The National Pension Fund (NPF) is projected to grow enormously beyond the depth of the capital market in Korea. Future developments in the fund size raise concerns over the current management’s capability to handle the huge amount of domestic investments and its expertise required for diversification into overseas investment.
There have been discussions for reforming the NPF governance with an emphasis on the need for increasing the rate of return on investment. However, the previous attempts to reform governance have been futile owing to prevailing distrust in the financial experts who will control pension funds.
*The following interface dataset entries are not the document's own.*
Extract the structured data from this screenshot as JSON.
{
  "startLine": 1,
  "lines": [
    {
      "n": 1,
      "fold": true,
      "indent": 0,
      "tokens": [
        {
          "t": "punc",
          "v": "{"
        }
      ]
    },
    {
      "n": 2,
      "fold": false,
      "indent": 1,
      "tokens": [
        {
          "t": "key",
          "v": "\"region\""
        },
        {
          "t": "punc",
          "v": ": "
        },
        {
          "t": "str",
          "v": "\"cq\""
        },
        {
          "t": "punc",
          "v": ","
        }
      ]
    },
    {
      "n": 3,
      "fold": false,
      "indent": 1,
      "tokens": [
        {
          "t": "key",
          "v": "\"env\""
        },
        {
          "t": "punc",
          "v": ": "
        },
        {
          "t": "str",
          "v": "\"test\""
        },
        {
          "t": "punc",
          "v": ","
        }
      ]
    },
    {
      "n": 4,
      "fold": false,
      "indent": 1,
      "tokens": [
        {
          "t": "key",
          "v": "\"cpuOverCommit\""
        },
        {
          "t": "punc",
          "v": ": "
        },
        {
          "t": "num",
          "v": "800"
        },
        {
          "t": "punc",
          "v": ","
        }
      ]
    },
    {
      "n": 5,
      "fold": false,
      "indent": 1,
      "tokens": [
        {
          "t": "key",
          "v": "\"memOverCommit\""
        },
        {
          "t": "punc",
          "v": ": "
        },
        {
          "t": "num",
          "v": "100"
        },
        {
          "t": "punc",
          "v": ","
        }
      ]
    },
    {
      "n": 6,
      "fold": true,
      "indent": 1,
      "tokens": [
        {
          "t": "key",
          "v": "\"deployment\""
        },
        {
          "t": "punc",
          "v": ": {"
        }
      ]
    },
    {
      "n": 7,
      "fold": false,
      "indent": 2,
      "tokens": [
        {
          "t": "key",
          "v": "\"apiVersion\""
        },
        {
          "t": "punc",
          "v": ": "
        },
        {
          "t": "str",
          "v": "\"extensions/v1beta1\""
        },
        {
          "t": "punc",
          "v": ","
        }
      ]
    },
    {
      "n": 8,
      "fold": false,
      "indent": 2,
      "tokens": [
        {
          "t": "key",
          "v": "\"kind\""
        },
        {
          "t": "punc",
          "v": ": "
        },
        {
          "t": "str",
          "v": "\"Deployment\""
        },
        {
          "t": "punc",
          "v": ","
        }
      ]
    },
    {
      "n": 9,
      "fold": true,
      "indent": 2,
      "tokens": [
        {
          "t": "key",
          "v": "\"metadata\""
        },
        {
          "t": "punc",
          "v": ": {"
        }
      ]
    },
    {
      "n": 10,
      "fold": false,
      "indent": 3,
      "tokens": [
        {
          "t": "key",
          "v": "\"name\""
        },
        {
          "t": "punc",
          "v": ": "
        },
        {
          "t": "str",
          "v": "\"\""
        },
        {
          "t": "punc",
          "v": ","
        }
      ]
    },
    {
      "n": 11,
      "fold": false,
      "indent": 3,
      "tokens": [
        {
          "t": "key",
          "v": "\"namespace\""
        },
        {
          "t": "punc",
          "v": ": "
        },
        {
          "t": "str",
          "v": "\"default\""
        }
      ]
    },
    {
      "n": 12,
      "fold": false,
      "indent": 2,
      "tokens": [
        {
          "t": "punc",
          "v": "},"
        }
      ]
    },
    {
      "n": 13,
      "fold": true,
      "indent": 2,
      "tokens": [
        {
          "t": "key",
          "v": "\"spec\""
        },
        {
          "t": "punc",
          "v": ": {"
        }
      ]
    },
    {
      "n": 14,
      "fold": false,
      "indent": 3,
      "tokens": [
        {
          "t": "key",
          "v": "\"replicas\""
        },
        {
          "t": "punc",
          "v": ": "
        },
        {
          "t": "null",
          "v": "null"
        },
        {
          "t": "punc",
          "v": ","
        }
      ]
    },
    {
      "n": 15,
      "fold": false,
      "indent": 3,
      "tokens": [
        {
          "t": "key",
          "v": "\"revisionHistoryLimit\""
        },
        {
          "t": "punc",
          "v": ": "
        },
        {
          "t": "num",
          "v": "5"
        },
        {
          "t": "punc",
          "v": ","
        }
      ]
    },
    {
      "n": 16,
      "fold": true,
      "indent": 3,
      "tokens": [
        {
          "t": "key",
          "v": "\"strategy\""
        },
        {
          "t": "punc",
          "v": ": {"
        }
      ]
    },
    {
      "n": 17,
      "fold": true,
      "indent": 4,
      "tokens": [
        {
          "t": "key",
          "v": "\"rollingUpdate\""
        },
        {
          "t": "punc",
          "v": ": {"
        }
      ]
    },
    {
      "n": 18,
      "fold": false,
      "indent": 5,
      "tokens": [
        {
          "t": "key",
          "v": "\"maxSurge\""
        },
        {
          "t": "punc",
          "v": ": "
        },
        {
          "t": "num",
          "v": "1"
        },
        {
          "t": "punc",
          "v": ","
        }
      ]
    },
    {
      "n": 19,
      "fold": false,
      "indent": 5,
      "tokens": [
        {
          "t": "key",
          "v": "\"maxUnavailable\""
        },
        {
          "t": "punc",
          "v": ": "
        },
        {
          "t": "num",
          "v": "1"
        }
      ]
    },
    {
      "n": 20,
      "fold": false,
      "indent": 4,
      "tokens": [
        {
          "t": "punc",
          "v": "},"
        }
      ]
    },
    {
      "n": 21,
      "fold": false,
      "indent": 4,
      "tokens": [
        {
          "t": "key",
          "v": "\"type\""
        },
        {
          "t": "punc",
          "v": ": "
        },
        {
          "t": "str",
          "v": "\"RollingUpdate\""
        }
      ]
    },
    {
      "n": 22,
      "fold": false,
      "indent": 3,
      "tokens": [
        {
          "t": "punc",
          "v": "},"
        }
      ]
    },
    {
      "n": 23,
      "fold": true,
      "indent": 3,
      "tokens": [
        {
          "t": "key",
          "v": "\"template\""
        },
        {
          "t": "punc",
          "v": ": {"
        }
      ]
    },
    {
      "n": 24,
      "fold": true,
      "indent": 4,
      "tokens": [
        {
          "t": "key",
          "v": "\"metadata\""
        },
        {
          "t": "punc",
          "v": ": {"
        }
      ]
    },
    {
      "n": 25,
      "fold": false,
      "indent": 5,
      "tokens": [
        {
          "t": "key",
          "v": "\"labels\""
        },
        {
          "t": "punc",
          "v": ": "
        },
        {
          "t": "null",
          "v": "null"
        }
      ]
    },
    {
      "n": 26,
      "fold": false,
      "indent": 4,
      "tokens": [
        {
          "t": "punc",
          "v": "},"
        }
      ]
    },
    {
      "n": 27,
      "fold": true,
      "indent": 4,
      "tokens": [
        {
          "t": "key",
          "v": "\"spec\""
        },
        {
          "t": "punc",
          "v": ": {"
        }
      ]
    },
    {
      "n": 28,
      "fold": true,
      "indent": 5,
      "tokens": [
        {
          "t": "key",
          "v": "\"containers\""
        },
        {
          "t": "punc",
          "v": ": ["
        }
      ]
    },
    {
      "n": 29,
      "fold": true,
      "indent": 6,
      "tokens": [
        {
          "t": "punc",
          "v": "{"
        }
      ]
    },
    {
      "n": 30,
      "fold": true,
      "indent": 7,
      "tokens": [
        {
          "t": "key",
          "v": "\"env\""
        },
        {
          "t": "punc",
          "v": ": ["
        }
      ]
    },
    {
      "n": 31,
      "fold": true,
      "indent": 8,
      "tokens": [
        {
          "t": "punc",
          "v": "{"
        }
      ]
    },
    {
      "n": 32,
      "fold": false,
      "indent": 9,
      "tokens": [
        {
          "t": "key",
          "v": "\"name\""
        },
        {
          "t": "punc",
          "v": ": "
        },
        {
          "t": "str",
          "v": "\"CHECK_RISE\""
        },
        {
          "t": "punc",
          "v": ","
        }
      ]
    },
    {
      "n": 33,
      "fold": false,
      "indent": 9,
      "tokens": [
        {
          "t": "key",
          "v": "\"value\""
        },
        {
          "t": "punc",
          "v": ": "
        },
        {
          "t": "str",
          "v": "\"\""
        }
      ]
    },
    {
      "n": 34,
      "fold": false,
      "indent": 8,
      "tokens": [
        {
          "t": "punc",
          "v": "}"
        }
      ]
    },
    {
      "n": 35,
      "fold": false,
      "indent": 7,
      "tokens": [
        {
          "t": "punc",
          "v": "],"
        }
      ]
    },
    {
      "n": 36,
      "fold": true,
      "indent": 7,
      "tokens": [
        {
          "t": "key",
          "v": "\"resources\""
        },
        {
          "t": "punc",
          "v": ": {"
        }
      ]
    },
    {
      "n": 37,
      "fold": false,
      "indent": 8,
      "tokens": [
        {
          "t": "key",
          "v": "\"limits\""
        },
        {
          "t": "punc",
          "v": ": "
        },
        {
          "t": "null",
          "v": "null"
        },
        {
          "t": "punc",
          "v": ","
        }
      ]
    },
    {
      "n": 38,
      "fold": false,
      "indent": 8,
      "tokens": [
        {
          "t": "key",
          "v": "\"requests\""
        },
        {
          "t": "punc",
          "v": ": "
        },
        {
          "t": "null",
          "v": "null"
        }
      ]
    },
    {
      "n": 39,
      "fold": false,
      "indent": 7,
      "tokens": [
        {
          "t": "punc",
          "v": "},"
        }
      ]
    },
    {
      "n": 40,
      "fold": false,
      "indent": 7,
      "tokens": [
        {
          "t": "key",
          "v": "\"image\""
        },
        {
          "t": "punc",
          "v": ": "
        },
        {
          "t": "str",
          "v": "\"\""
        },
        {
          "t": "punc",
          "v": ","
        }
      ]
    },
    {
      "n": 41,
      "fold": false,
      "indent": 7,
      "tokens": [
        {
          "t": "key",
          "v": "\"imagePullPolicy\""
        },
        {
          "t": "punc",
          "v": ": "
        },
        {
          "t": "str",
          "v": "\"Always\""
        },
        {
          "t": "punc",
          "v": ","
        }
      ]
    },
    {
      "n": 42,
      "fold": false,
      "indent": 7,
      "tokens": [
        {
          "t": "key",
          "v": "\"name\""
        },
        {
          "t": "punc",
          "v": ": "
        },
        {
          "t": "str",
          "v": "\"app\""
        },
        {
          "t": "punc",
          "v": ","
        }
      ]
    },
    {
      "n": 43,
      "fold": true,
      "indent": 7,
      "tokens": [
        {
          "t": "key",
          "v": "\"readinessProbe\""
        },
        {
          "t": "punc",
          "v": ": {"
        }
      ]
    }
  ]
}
To advance the reform discussion further, it would be necessary to first establish the principles in designing pension fund governance structure. Above all, the top-notch financiers should be employed to achieve an optimal combination of risk and return in pension fund portfolio, but the set of the optimal combinations should be given beforehand from the highest level of governance. At the same time, the concerns over the potential conflict of interest among the fiduciaries should be adequately addressed by implementing a strong accountability framework.
One way to ensuring accountability is to set the long-term fiscal target of the National Pension Service (NPS). The long-term investment return of the Fund derived from the long-term fiscal target should provide the fund managers a clear mandate that guides their investment strategies. Hence, setting the fiscal target, which provides a link between the pension system and the pension fund governance, may be the first step to advancing the governance structure of the National Pension Fund.
A major overhaul of the Committee is also necessary. A new governing body independent of the government and the NPS, and consisting of the members having professional experiences and appropriate expertise should be established to control and oversee fund management effectively.
Finally, the governing body and the management have to be subject to regular external audit. As the duties and liabilities of the fiduciaries are statutory, the board members need be granted a legal authority to evaluate the staff and provide them a proper incentive for better performance.